Work item: Repeat the entries exactly as they appear.

Data extracted from a collection:
^^^^^^^^^^^^^^^^
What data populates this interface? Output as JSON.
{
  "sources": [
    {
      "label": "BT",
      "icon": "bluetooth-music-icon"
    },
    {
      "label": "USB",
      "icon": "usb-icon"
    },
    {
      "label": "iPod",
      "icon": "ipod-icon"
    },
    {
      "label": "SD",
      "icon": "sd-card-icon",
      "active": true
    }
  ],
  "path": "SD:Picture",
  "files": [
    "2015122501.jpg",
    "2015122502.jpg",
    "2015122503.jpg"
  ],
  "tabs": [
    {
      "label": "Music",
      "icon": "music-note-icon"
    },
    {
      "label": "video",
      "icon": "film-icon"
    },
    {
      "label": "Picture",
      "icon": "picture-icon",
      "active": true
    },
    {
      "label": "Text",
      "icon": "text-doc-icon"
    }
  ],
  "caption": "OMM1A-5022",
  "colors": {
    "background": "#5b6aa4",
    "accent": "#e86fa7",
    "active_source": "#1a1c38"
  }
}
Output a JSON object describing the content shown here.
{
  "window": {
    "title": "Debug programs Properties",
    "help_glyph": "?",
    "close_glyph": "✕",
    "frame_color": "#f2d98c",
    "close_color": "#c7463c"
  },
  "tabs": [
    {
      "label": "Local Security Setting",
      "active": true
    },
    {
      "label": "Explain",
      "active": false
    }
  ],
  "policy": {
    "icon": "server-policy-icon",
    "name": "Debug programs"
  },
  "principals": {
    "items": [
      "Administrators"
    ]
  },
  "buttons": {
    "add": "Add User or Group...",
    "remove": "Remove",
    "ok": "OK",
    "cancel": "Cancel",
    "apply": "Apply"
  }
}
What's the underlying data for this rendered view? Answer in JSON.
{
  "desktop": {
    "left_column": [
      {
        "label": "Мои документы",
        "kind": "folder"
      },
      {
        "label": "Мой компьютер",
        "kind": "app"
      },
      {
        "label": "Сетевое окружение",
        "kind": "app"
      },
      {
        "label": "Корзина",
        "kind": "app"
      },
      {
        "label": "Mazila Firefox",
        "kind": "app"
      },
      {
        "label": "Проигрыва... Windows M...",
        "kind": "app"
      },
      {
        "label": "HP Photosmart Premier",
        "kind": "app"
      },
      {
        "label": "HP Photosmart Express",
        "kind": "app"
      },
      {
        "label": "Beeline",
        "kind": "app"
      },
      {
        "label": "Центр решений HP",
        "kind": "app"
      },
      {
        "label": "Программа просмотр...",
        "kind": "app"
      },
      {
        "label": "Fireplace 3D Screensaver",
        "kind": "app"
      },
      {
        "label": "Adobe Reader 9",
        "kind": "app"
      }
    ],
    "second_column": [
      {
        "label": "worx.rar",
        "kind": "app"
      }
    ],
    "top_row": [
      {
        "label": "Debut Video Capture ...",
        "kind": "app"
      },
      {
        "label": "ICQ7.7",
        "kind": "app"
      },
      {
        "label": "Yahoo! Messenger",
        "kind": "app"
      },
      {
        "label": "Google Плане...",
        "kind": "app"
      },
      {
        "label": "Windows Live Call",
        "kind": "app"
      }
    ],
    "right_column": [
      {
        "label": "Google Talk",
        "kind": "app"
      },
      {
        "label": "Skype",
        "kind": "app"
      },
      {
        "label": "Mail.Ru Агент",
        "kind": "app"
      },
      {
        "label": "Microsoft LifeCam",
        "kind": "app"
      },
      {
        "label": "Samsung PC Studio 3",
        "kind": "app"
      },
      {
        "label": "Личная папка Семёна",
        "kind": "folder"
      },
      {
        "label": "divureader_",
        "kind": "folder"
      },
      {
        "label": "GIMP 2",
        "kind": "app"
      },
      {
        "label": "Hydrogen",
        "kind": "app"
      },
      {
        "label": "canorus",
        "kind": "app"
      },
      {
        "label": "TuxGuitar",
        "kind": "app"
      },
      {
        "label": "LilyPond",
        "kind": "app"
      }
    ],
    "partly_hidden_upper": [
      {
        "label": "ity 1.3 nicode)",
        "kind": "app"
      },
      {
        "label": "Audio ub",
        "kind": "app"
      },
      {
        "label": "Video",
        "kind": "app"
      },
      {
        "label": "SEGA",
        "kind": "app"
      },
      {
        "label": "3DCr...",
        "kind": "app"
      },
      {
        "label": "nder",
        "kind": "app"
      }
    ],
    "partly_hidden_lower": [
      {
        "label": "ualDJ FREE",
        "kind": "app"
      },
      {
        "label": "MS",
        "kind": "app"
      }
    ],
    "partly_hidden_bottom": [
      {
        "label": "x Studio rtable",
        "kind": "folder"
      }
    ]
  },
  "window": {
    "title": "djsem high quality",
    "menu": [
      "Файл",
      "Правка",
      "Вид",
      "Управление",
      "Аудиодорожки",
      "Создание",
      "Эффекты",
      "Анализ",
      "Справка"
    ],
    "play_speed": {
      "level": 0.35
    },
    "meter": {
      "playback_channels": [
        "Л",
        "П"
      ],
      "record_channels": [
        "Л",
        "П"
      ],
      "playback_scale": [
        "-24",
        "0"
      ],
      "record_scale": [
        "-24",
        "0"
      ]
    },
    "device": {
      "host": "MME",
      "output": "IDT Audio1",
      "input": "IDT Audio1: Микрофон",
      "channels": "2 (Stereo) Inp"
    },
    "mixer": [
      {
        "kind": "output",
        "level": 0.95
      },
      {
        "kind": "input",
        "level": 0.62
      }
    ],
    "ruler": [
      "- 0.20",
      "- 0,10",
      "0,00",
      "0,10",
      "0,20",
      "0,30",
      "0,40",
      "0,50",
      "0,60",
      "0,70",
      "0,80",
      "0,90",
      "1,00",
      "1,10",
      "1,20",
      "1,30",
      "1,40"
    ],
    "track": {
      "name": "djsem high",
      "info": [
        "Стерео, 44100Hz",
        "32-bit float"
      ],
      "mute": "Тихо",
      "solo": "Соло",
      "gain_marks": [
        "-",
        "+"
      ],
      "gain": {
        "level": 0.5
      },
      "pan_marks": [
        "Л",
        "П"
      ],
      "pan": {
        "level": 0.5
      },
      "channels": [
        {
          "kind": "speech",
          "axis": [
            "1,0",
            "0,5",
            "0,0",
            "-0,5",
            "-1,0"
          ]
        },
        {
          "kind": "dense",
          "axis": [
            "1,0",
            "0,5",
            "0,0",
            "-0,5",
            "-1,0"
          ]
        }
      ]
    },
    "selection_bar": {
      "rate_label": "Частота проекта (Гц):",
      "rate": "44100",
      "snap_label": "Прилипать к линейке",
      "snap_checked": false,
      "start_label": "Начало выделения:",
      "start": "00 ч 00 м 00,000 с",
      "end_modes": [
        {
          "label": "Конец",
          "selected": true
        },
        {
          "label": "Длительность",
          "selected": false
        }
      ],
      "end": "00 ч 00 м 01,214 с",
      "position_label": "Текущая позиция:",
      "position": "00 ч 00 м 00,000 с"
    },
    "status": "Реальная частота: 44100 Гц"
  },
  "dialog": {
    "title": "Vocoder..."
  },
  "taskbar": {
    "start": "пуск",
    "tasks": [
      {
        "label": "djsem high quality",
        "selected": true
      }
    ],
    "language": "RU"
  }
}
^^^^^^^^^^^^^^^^
Solved exercise:
What data populates this interface? Output as JSON.
{
  "sources": [
    {
      "label": "BT",
      "icon": "bluetooth-music-icon"
    },
    {
      "label": "USB",
      "icon": "usb-icon"
    },
    {
      "label": "iPod",
      "icon": "ipod-icon"
    },
    {
      "label": "SD",
      "icon": "sd-card-icon",
      "active": true
    }
  ],
  "path": "SD:Picture",
  "files": [
    "2015122501.jpg",
    "2015122502.jpg",
    "2015122503.jpg"
  ],
  "tabs": [
    {
      "label": "Music",
      "icon": "music-note-icon"
    },
    {
      "label": "video",
      "icon": "film-icon"
    },
    {
      "label": "Picture",
      "icon": "picture-icon",
      "active": true
    },
    {
      "label": "Text",
      "icon": "text-doc-icon"
    }
  ],
  "caption": "OMM1A-5022",
  "colors": {
    "background": "#5b6aa4",
    "accent": "#e86fa7",
    "active_source": "#1a1c38"
  }
}
Output a JSON object describing the content shown here.
{
  "window": {
    "title": "Debug programs Properties",
    "help_glyph": "?",
    "close_glyph": "✕",
    "frame_color": "#f2d98c",
    "close_color": "#c7463c"
  },
  "tabs": [
    {
      "label": "Local Security Setting",
      "active": true
    },
    {
      "label": "Explain",
      "active": false
    }
  ],
  "policy": {
    "icon": "server-policy-icon",
    "name": "Debug programs"
  },
  "principals": {
    "items": [
      "Administrators"
    ]
  },
  "buttons": {
    "add": "Add User or Group...",
    "remove": "Remove",
    "ok": "OK",
    "cancel": "Cancel",
    "apply": "Apply"
  }
}
What's the underlying data for this rendered view? Answer in JSON.
{
  "desktop": {
    "left_column": [
      {
        "label": "Мои документы",
        "kind": "folder"
      },
      {
        "label": "Мой компьютер",
        "kind": "app"
      },
      {
        "label": "Сетевое окружение",
        "kind": "app"
      },
      {
        "label": "Корзина",
        "kind": "app"
      },
      {
        "label": "Mazila Firefox",
        "kind": "app"
      },
      {
        "label": "Проигрыва... Windows M...",
        "kind": "app"
      },
      {
        "label": "HP Photosmart Premier",
        "kind": "app"
      },
      {
        "label": "HP Photosmart Express",
        "kind": "app"
      },
      {
        "label": "Beeline",
        "kind": "app"
      },
      {
        "label": "Центр решений HP",
        "kind": "app"
      },
      {
        "label": "Программа просмотр...",
        "kind": "app"
      },
      {
        "label": "Fireplace 3D Screensaver",
        "kind": "app"
      },
      {
        "label": "Adobe Reader 9",
        "kind": "app"
      }
    ],
    "second_column": [
      {
        "label": "worx.rar",
        "kind": "app"
      }
    ],
    "top_row": [
      {
        "label": "Debut Video Capture ...",
        "kind": "app"
      },
      {
        "label": "ICQ7.7",
        "kind": "app"
      },
      {
        "label": "Yahoo! Messenger",
        "kind": "app"
      },
      {
        "label": "Google Плане...",
        "kind": "app"
      },
      {
        "label": "Windows Live Call",
        "kind": "app"
      }
    ],
    "right_column": [
      {
        "label": "Google Talk",
        "kind": "app"
      },
      {
        "label": "Skype",
        "kind": "app"
      },
      {
        "label": "Mail.Ru Агент",
        "kind": "app"
      },
      {
        "label": "Microsoft LifeCam",
        "kind": "app"
      },
      {
        "label": "Samsung PC Studio 3",
        "kind": "app"
      },
      {
        "label": "Личная папка Семёна",
        "kind": "folder"
      },
      {
        "label": "divureader_",
        "kind": "folder"
      },
      {
        "label": "GIMP 2",
        "kind": "app"
      },
      {
        "label": "Hydrogen",
        "kind": "app"
      },
      {
        "label": "canorus",
        "kind": "app"
      },
      {
        "label": "TuxGuitar",
        "kind": "app"
      },
      {
        "label": "LilyPond",
        "kind": "app"
      }
    ],
    "partly_hidden_upper": [
      {
        "label": "ity 1.3 nicode)",
        "kind": "app"
      },
      {
        "label": "Audio ub",
        "kind": "app"
      },
      {
        "label": "Video",
        "kind": "app"
      },
      {
        "label": "SEGA",
        "kind": "app"
      },
      {
        "label": "3DCr...",
        "kind": "app"
      },
      {
        "label": "nder",
        "kind": "app"
      }
    ],
    "partly_hidden_lower": [
      {
        "label": "ualDJ FREE",
        "kind": "app"
      },
      {
        "label": "MS",
        "kind": "app"
      }
    ],
    "partly_hidden_bottom": [
      {
        "label": "x Studio rtable",
        "kind": "folder"
      }
    ]
  },
  "window": {
    "title": "djsem high quality",
    "menu": [
      "Файл",
      "Правка",
      "Вид",
      "Управление",
      "Аудиодорожки",
      "Создание",
      "Эффекты",
      "Анализ",
      "Справка"
    ],
    "play_speed": {
      "level": 0.35
    },
    "meter": {
      "playback_channels": [
        "Л",
        "П"
      ],
      "record_channels": [
        "Л",
        "П"
      ],
      "playback_scale": [
        "-24",
        "0"
      ],
      "record_scale": [
        "-24",
        "0"
      ]
    },
    "device": {
      "host": "MME",
      "output": "IDT Audio1",
      "input": "IDT Audio1: Микрофон",
      "channels": "2 (Stereo) Inp"
    },
    "mixer": [
      {
        "kind": "output",
        "level": 0.95
      },
      {
        "kind": "input",
        "level": 0.62
      }
    ],
    "ruler": [
      "- 0.20",
      "- 0,10",
      "0,00",
      "0,10",
      "0,20",
      "0,30",
      "0,40",
      "0,50",
      "0,60",
      "0,70",
      "0,80",
      "0,90",
      "1,00",
      "1,10",
      "1,20",
      "1,30",
      "1,40"
    ],
    "track": {
      "name": "djsem high",
      "info": [
        "Стерео, 44100Hz",
        "32-bit float"
      ],
      "mute": "Тихо",
      "solo": "Соло",
      "gain_marks": [
        "-",
        "+"
      ],
      "gain": {
        "level": 0.5
      },
      "pan_marks": [
        "Л",
        "П"
      ],
      "pan": {
        "level": 0.5
      },
      "channels": [
        {
          "kind": "speech",
          "axis": [
            "1,0",
            "0,5",
            "0,0",
            "-0,5",
            "-1,0"
          ]
        },
        {
          "kind": "dense",
          "axis": [
            "1,0",
            "0,5",
            "0,0",
            "-0,5",
            "-1,0"
          ]
        }
      ]
    },
    "selection_bar": {
      "rate_label": "Частота проекта (Гц):",
      "rate": "44100",
      "snap_label": "Прилипать к линейке",
      "snap_checked": false,
      "start_label": "Начало выделения:",
      "start": "00 ч 00 м 00,000 с",
      "end_modes": [
        {
          "label": "Конец",
          "selected": true
        },
        {
          "label": "Длительность",
          "selected": false
        }
      ],
      "end": "00 ч 00 м 01,214 с",
      "position_label": "Текущая позиция:",
      "position": "00 ч 00 м 00,000 с"
    },
    "status": "Реальная частота: 44100 Гц"
  },
  "dialog": {
    "title": "Vocoder..."
  },
  "taskbar": {
    "start": "пуск",
    "tasks": [
      {
        "label": "djsem high quality",
        "selected": true
      }
    ],
    "language": "RU"
  }
}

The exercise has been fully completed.